Recorded data

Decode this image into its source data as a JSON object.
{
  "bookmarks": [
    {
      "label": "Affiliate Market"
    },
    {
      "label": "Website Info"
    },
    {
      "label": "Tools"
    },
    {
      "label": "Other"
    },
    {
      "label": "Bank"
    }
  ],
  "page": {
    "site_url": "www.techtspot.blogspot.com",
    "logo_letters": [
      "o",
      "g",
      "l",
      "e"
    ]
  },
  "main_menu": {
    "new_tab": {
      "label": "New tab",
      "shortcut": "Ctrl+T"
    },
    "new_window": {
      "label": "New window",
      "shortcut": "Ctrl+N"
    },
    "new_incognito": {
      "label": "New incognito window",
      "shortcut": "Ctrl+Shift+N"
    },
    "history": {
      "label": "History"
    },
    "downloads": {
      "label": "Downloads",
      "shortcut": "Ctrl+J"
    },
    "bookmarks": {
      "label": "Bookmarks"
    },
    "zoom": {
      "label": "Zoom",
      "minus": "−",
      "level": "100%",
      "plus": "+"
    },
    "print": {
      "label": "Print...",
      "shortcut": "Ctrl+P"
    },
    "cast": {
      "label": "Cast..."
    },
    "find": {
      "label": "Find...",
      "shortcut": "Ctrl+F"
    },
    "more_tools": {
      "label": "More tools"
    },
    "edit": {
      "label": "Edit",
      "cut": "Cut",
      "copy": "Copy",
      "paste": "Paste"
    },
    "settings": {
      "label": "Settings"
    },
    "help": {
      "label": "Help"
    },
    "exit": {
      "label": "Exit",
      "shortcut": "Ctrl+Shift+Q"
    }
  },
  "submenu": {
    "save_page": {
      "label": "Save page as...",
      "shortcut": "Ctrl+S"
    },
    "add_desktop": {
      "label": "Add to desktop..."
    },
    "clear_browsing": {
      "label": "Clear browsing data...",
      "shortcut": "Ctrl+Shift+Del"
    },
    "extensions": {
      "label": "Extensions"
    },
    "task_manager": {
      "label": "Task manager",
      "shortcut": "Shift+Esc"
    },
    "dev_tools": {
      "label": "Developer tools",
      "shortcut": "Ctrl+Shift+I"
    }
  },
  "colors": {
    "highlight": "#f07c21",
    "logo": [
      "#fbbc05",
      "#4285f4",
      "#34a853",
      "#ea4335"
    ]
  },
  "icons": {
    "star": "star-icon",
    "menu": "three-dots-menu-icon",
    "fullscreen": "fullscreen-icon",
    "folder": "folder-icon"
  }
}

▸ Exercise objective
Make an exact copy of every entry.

▸ Answer section
Decode this image into its source data as a JSON object.
{
  "bookmarks": [
    {
      "label": "Affiliate Market"
    },
    {
      "label": "Website Info"
    },
    {
      "label": "Tools"
    },
    {
      "label": "Other"
    },
    {
      "label": "Bank"
    }
  ],
  "page": {
    "site_url": "www.techtspot.blogspot.com",
    "logo_letters": [
      "o",
      "g",
      "l",
      "e"
    ]
  },
  "main_menu": {
    "new_tab": {
      "label": "New tab",
      "shortcut": "Ctrl+T"
    },
    "new_window": {
      "label": "New window",
      "shortcut": "Ctrl+N"
    },
    "new_incognito": {
      "label": "New incognito window",
      "shortcut": "Ctrl+Shift+N"
    },
    "history": {
      "label": "History"
    },
    "downloads": {
      "label": "Downloads",
      "shortcut": "Ctrl+J"
    },
    "bookmarks": {
      "label": "Bookmarks"
    },
    "zoom": {
      "label": "Zoom",
      "minus": "−",
      "level": "100%",
      "plus": "+"
    },
    "print": {
      "label": "Print...",
      "shortcut": "Ctrl+P"
    },
    "cast": {
      "label": "Cast..."
    },
    "find": {
      "label": "Find...",
      "shortcut": "Ctrl+F"
    },
    "more_tools": {
      "label": "More tools"
    },
    "edit": {
      "label": "Edit",
      "cut": "Cut",
      "copy": "Copy",
      "paste": "Paste"
    },
    "settings": {
      "label": "Settings"
    },
    "help": {
      "label": "Help"
    },
    "exit": {
      "label": "Exit",
      "shortcut": "Ctrl+Shift+Q"
    }
  },
  "submenu": {
    "save_page": {
      "label": "Save page as...",
      "shortcut": "Ctrl+S"
    },
    "add_desktop": {
      "label": "Add to desktop..."
    },
    "clear_browsing": {
      "label": "Clear browsing data...",
      "shortcut": "Ctrl+Shift+Del"
    },
    "extensions": {
      "label": "Extensions"
    },
    "task_manager": {
      "label": "Task manager",
      "shortcut": "Shift+Esc"
    },
    "dev_tools": {
      "label": "Developer tools",
      "shortcut": "Ctrl+Shift+I"
    }
  },
  "colors": {
    "highlight": "#f07c21",
    "logo": [
      "#fbbc05",
      "#4285f4",
      "#34a853",
      "#ea4335"
    ]
  },
  "icons": {
    "star": "star-icon",
    "menu": "three-dots-menu-icon",
    "fullscreen": "fullscreen-icon",
    "folder": "folder-icon"
  }
}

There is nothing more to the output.